From yoga to mindfulness meditation, there are no shortage of solutions for physicians experiencing burnout.
However, “to start with individual changes is like telling the canary in the coal mine they should just try harder,” says Christine Sinsky, MD, vice president of professional satisfaction at the American Medical Association (AMA), and a general internist.
She considers physicians “highly resilient” as a group and emphasizes, “If this group is struggling, the environment must be particularly problematic.”
Sinsky believes that change has to happen (and is happening) at three levels:
Change can certainly start with individual physicians. In her own general practice of the past 30 years, where she still works 20% of her weekly hours, she has implemented changes “focused at the level of work flow and task sharing where the day-to-day work happens.” She believes that most primary care practices can save three to five hours of patient care every day by reengineering the way work is done.

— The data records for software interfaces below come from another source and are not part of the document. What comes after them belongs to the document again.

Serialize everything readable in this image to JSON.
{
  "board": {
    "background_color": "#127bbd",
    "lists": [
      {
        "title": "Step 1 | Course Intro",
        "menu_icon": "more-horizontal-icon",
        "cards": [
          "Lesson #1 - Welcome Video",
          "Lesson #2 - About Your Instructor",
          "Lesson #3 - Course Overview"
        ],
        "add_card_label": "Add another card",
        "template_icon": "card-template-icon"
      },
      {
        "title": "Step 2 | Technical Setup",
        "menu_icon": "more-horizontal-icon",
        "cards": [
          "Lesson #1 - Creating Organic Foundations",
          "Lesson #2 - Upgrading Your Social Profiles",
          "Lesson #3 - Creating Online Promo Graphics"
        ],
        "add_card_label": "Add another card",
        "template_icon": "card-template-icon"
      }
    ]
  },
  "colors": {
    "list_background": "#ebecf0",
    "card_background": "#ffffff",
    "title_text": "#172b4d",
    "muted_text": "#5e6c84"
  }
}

To facilitate these kinds of changes, the AMA has created a series of free online practice transformation toolkits that include videos and downloadable PDFs, which qualify for continuing medical education units (CME), and are approved by Medicare’s Quality Payment Program (QPP) as improvement activities. They are organized into categories such as professional well-being and patient care, though it’s the modules on workflow that she thinks are the most practical for physicians.
For larger medical systems, she recommends their newest module, called the Organizational Foundation for Joy in Medicine, which makes plain that what’s good for physicians is good for the bottom line, as well: “A more engaged, satisfied workforce will provide better, safer, more compassionate care to patients, which will, in turn, reduce the total costs of care,” the module notes.

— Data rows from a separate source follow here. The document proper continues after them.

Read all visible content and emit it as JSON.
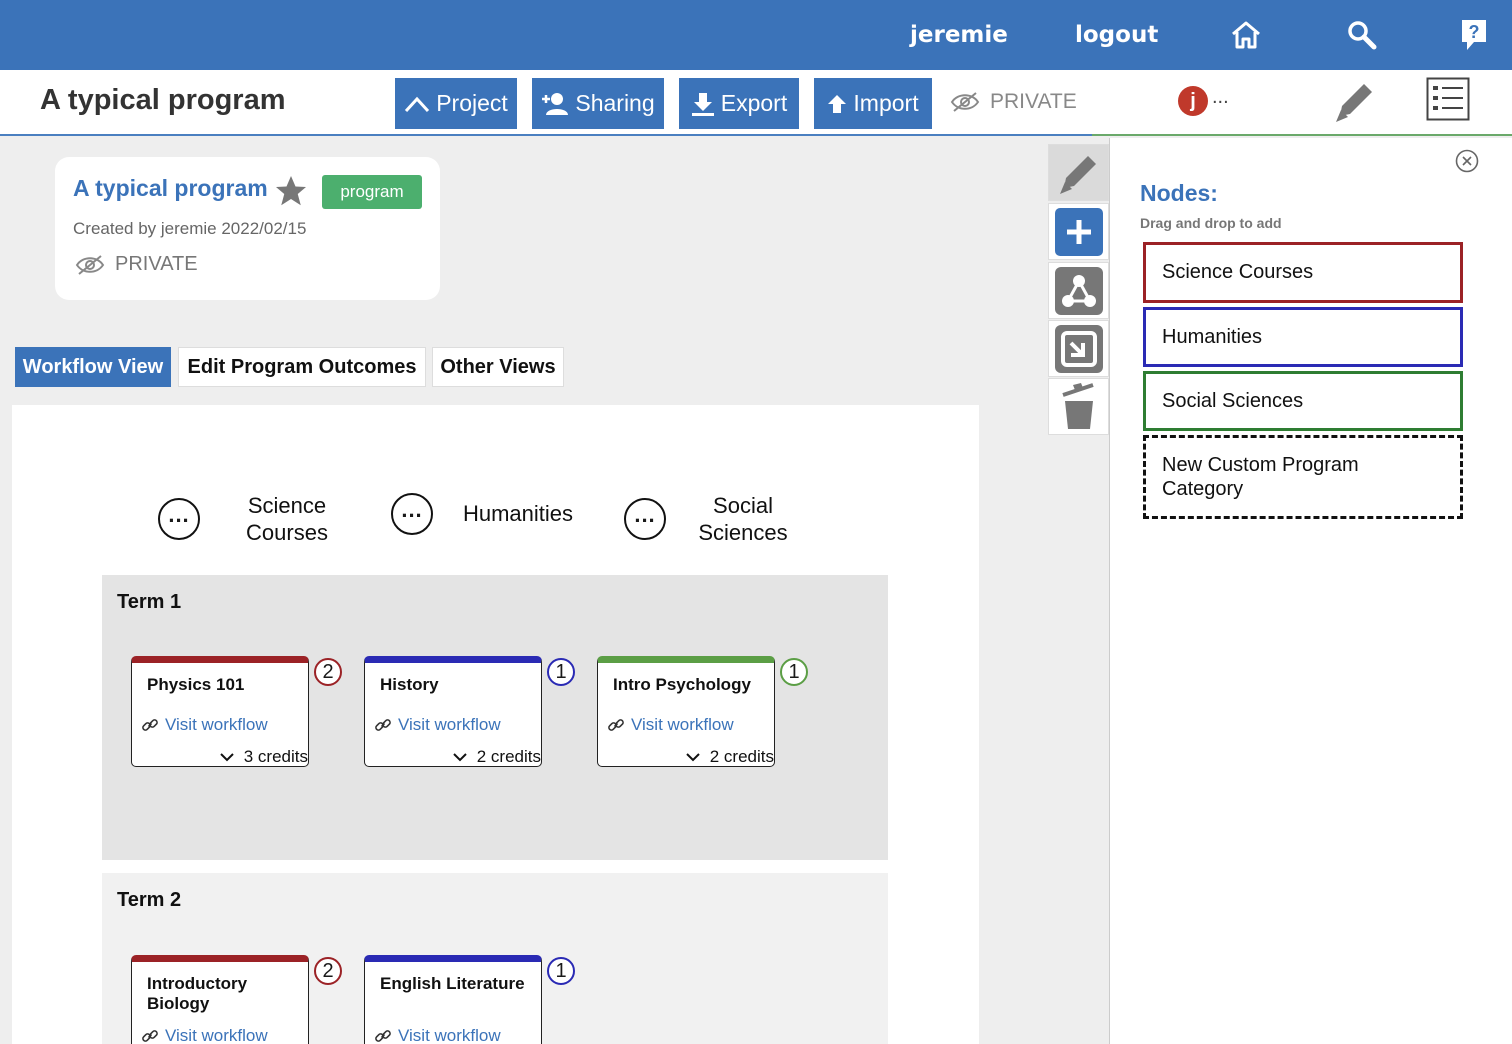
{
  "topbar": {
    "username": "jeremie",
    "logout": "logout",
    "icons": [
      "home-icon",
      "search-icon",
      "help-icon"
    ]
  },
  "header": {
    "title": "A typical program",
    "buttons": {
      "project": "Project",
      "sharing": "Sharing",
      "export": "Export",
      "import": "Import"
    },
    "visibility": "PRIVATE",
    "user_initial": "j",
    "user_more": "..."
  },
  "project_card": {
    "title": "A typical program",
    "type_badge": "program",
    "created": "Created by jeremie 2022/02/15",
    "visibility": "PRIVATE"
  },
  "view_tabs": [
    "Workflow View",
    "Edit Program Outcomes",
    "Other Views"
  ],
  "columns": [
    "Science Courses",
    "Humanities",
    "Social Sciences"
  ],
  "node_common": {
    "link": "Visit workflow"
  },
  "terms": [
    {
      "label": "Term 1",
      "nodes": [
        {
          "title": "Physics 101",
          "credits": "3 credits",
          "badge": "2",
          "category": "Science Courses"
        },
        {
          "title": "History",
          "credits": "2 credits",
          "badge": "1",
          "category": "Humanities"
        },
        {
          "title": "Intro Psychology",
          "credits": "2 credits",
          "badge": "1",
          "category": "Social Sciences"
        }
      ]
    },
    {
      "label": "Term 2",
      "nodes": [
        {
          "title": "Introductory Biology",
          "badge": "2",
          "category": "Science Courses"
        },
        {
          "title": "English Literature",
          "badge": "1",
          "category": "Humanities"
        }
      ]
    }
  ],
  "right_panel": {
    "title": "Nodes:",
    "subtitle": "Drag and drop to add",
    "nodes": [
      "Science Courses",
      "Humanities",
      "Social Sciences",
      "New Custom Program Category"
    ]
  },
  "colors": {
    "brand_blue": "#3b73b9",
    "science": "#9b2226",
    "humanities": "#2a2ab4",
    "social": "#5b9e45",
    "program_badge": "#4caf6e"
  }
}
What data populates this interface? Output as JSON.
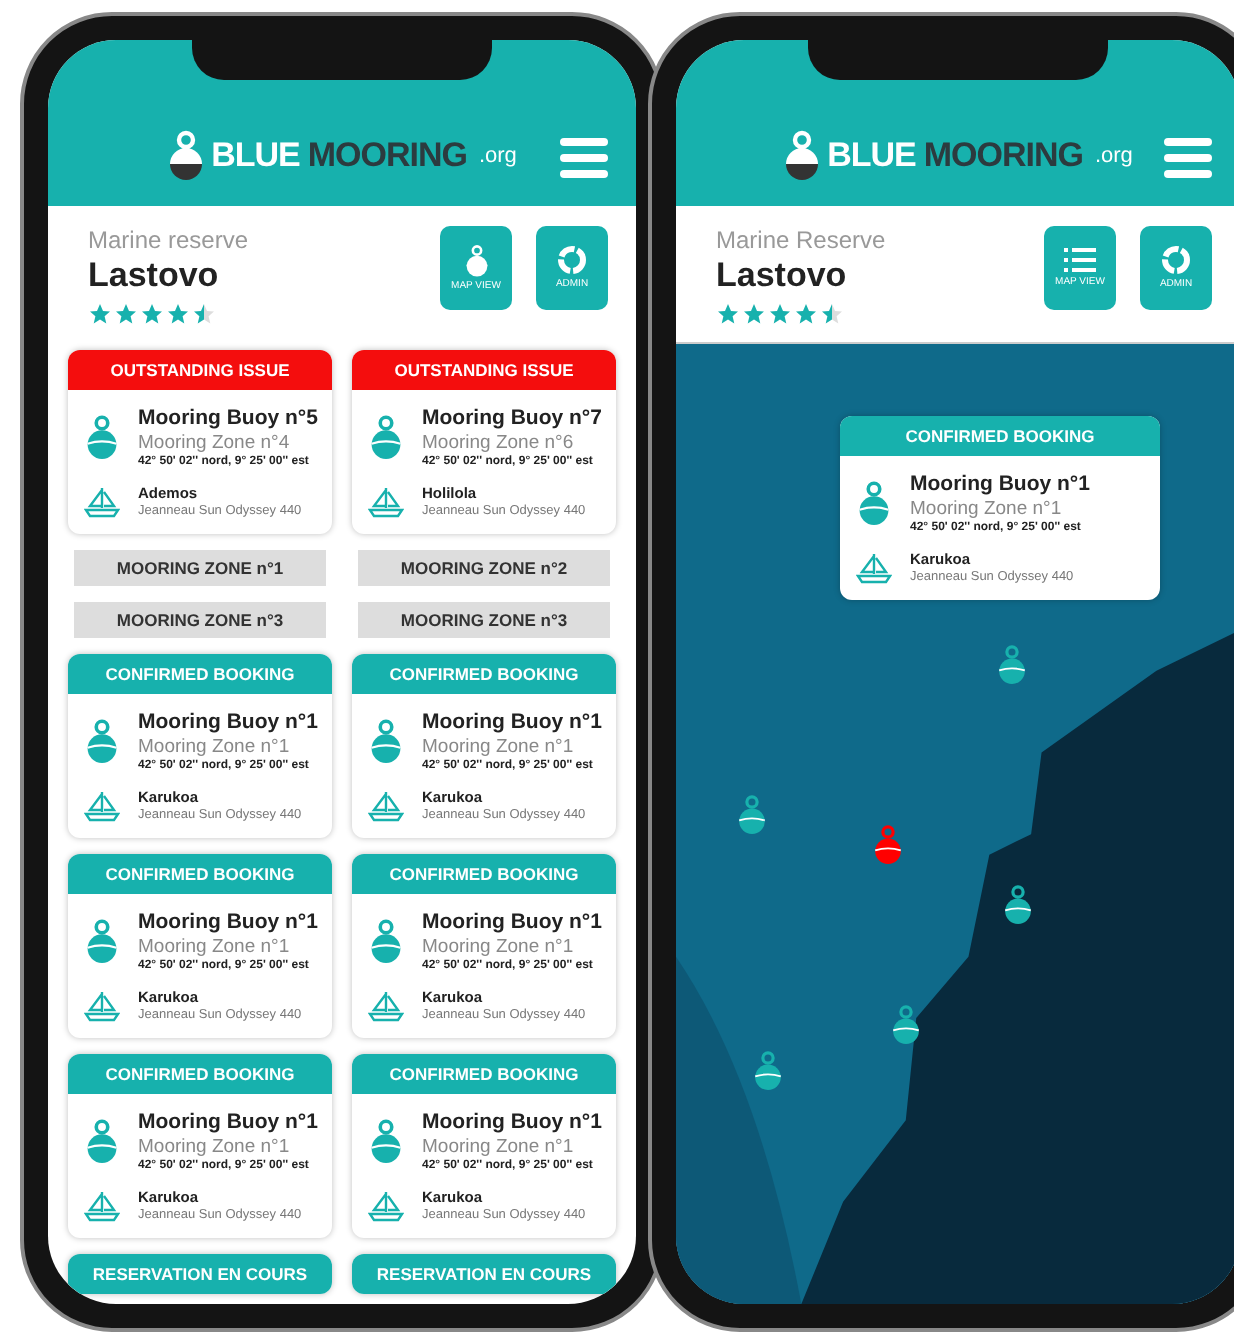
{
  "phones": [
    {
      "kind": "list",
      "logo": {
        "first": "BLUE",
        "second": "MOORING",
        "suffix": ".org"
      },
      "reserve": {
        "label": "Marine reserve",
        "name": "Lastovo",
        "stars": 4.5
      },
      "buttons": [
        {
          "kind": "buoy",
          "label": "MAP VIEW"
        },
        {
          "kind": "admin",
          "label": "ADMIN"
        }
      ],
      "items": [
        {
          "kind": "issue",
          "heading": "OUTSTANDING ISSUE",
          "buoy": "Mooring Buoy n°5",
          "zone": "Mooring Zone n°4",
          "coords": "42° 50' 02'' nord, 9° 25' 00'' est",
          "boat": "Ademos",
          "model": "Jeanneau Sun Odyssey 440"
        },
        {
          "kind": "issue",
          "heading": "OUTSTANDING ISSUE",
          "buoy": "Mooring Buoy n°7",
          "zone": "Mooring Zone n°6",
          "coords": "42° 50' 02'' nord, 9° 25' 00'' est",
          "boat": "Holilola",
          "model": "Jeanneau Sun Odyssey 440"
        },
        {
          "kind": "zone",
          "label": "MOORING ZONE n°1"
        },
        {
          "kind": "zone",
          "label": "MOORING ZONE n°2"
        },
        {
          "kind": "zone",
          "label": "MOORING ZONE n°3"
        },
        {
          "kind": "zone",
          "label": "MOORING ZONE n°3"
        },
        {
          "kind": "confirmed",
          "heading": "CONFIRMED BOOKING",
          "buoy": "Mooring Buoy n°1",
          "zone": "Mooring Zone n°1",
          "coords": "42° 50' 02'' nord, 9° 25' 00'' est",
          "boat": "Karukoa",
          "model": "Jeanneau Sun Odyssey 440"
        },
        {
          "kind": "confirmed",
          "heading": "CONFIRMED BOOKING",
          "buoy": "Mooring Buoy n°1",
          "zone": "Mooring Zone n°1",
          "coords": "42° 50' 02'' nord, 9° 25' 00'' est",
          "boat": "Karukoa",
          "model": "Jeanneau Sun Odyssey 440"
        },
        {
          "kind": "confirmed",
          "heading": "CONFIRMED BOOKING",
          "buoy": "Mooring Buoy n°1",
          "zone": "Mooring Zone n°1",
          "coords": "42° 50' 02'' nord, 9° 25' 00'' est",
          "boat": "Karukoa",
          "model": "Jeanneau Sun Odyssey 440"
        },
        {
          "kind": "confirmed",
          "heading": "CONFIRMED BOOKING",
          "buoy": "Mooring Buoy n°1",
          "zone": "Mooring Zone n°1",
          "coords": "42° 50' 02'' nord, 9° 25' 00'' est",
          "boat": "Karukoa",
          "model": "Jeanneau Sun Odyssey 440"
        },
        {
          "kind": "confirmed",
          "heading": "CONFIRMED BOOKING",
          "buoy": "Mooring Buoy n°1",
          "zone": "Mooring Zone n°1",
          "coords": "42° 50' 02'' nord, 9° 25' 00'' est",
          "boat": "Karukoa",
          "model": "Jeanneau Sun Odyssey 440"
        },
        {
          "kind": "confirmed",
          "heading": "CONFIRMED BOOKING",
          "buoy": "Mooring Buoy n°1",
          "zone": "Mooring Zone n°1",
          "coords": "42° 50' 02'' nord, 9° 25' 00'' est",
          "boat": "Karukoa",
          "model": "Jeanneau Sun Odyssey 440"
        },
        {
          "kind": "pending",
          "heading": "RESERVATION EN COURS"
        },
        {
          "kind": "pending",
          "heading": "RESERVATION EN COURS"
        }
      ]
    },
    {
      "kind": "map",
      "logo": {
        "first": "BLUE",
        "second": "MOORING",
        "suffix": ".org"
      },
      "reserve": {
        "label": "Marine Reserve",
        "name": "Lastovo",
        "stars": 4.5
      },
      "buttons": [
        {
          "kind": "list",
          "label": "MAP VIEW"
        },
        {
          "kind": "admin",
          "label": "ADMIN"
        }
      ],
      "popup": {
        "heading": "CONFIRMED BOOKING",
        "buoy": "Mooring Buoy n°1",
        "zone": "Mooring Zone n°1",
        "coords": "42° 50' 02'' nord, 9° 25' 00'' est",
        "boat": "Karukoa",
        "model": "Jeanneau Sun Odyssey 440"
      },
      "pins": [
        {
          "alert": false
        },
        {
          "alert": false
        },
        {
          "alert": true
        },
        {
          "alert": false
        },
        {
          "alert": false
        },
        {
          "alert": false
        }
      ]
    }
  ]
}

This module also includes business calculators that allow a medical institution or team to calculate the time or money they will save with a particular intervention by adding a dollar value to the number of physicians they must replace due to burnout. “That will be permissive to organizations to consider investing in activities that will reduce burnout,” she says.
At the system level
Sinsky traces the “well-intended” move by the Centers for Medicare & Medicaid (CMS) in pushing physicians toward a greater use of technology, especially electronic health records (EHRs), as a major source of burnout.
“I believe physicians are burning out because in the current environment we recognize that we are spending our days doing the wrong work for our patients; work that doesn’t make the patients happier or healthier and work that keeps us from connecting with the reason we went to medical school.”
In her own practice she notes that the new EHR her practice adopted several years ago to conform to CMS’s Meaningful Use program added superfluous work to her day. “It shouldn’t take 32 clicks to order and record a flu shot as it does with my EHR. The daily frustrations with my EHR are related to its design, implementation, and regulation.”
To this end, getting a handle on the problem of burnout should not only be the job of individual physicians or the medical systems, she says, but other parties that play an integral role, such as CMS, the vendors who create the EHRs and others. “It’s a complicated problem, a big old knot, and no individual physician or individual entity can solve it by itself,” she insists.
Overall, Sinsky is optimistic. “This is a solvable problem. I wouldn’t be devoting my work life to this topic if I felt it was futile.” She believes that by pairing solid data that asks the question “Is this a wise use of the societal investment in the training of physicians?” with resources, tools and innovations like those at the AMA and others cropping up because “the medical community is at the breaking point,” will help advance the conversation.